|Turbine blades from different services (from helicopter to stationary gas turbines) with a white ceramic EB-PVD thermal barrier coating based on zirconia
Coatings are used to protect materials and components against harmful attack of the environment. In the Institute of Materials Research both metallic and ceramic coatings are developed that protect metallic, ceramic, and composite materials.
Thermal barrier coatings (TBCs)
The surface temperature of turbine blades can be reduced in the order of 100 to 150°C by usage of only 0.2mm thick ceramic thermal barrier coatings of low thermal conductivity. This translates in modern aero engines in a reduction of the specific fuel consumption of about 2 to 3 % and a corresponding reduced emission.
DLR’s preferred manufacturing method, the electron beam physical vapour deposition (EB-PVD) creates very smooth and strain tolerant TBCs. They are the choice for highly loaded rotating aero engine blades due to the fact that the columnar microstructure provides excellent performance under rapid thermal cycling and thermo-mechanical straining conditions. Blade cooling is maintained because cooling holes stay opened. DLR is one of the world’s leading research organizations in the area of EB-PVD thermal barrier coatings. It develops in close cooperation with processing equipment manufacturers, coating companies, engine manufacturers, end users and other research cooperation partners new complex coatings.
Alloys used at elevated temperatures are mainly optimized with regard to their mechanical properties. In an oxygen containing or corrosive atmosphere, however, they suffer from insufficient performance. In the institute oxidation protective coatings are developed for both Nickel-based superalloys (mainly as bond coats for thermal barrier coationgs, siehe dort) see there) and for titanium alloys. Application of titanium alloys and aluminides at high temperatures is restricted by insufficient lifetime in an oxidizing atmosphere. Therefore, an effective protection of these materials is necessary for safe operation under various conditions. The main focus of our work is on magnetron sputtered coatings for application temperatures up to 900°C. more…

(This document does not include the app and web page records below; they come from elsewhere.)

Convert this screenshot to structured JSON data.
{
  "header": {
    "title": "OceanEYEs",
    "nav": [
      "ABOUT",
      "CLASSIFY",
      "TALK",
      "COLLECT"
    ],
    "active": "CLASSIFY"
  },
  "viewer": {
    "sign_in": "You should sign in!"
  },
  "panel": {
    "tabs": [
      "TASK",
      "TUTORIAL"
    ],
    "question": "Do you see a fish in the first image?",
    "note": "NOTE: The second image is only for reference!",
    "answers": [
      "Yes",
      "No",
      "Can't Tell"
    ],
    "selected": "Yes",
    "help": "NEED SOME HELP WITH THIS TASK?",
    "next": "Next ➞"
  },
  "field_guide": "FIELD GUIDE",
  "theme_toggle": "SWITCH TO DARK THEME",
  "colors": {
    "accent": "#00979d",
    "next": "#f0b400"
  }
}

Environmental Barrier Coatings
Ceramic matrix composites such as WHIPOX often show substantial porosity, permeability for gases, and a rough surface caused by the manufacturing. For long-term application e.g. as combustion chamber shingles these materials must be protected against the extreme attack due to temperature, hot gas erosion and chemical reactions especially with water vapour. We develop stable ETBCs (environmental and thermal barrier coatings) for those ceramic matrix composites.
Multifunctional Emission Reducing Coatings
Combustion in post-modern lean-burn engines occurs under high air-to-fuel-ratios (A/F>15) and increases engine operating temperatures, leading to formation of higher NOx emissions . Under these new conditions, the currently applied materials and technologies have reached their uppermost limits. In order to ensure that NOx emission is effectively reduced and consequently to protect our environmental, it is essential to develop
new catalytic materials i.e. catalytically active systems. Catalytic reduction of NOx can be achieved either by catalytic combustion as in primary systems or by selective catalytic reduction (SCR) as a part of the exhaust gas treatment technology which can be simultaneously controlled and monitored by gas sensors.
The principal aim of our team is to reduce NOx emission in turbines of airliners which are today, compared to their predecessors, more fuel-efficient and cleaner by employing advanced technology combustion systems. Current low-emission engines are based on in-furnace-control methods such as axially staged combustor with an LPP main module, dual annular combustor (DAC) as in CFM56 engines or those equipped with optimized injection systems and new diffuser design for lean-modules. As these technologies are still at low development levels to be considered for entry into service, there are some concerns about their applicability due to engine instabilities as well as a likelihood of a trade-off between NOx and low power HC and CO emissions. When these and the issues such as impact of NOx at altitude, NOx reduction during all phases of flight and difficulties in derivative engine design are merged, the importance of post-combustion NOx reduction becomes significant. Considering the exhaust gas temperatures, pressure and velocity, use of ceramic coatings that can reduce toxic gases effectively under net-oxidizing conditions is unavoidable. Manufacture of these material systems can be achieved by Magnetron-Sputtering, Sol- Gel Route und Electron-Beam Physical Vapor Deposition (EB-PVD).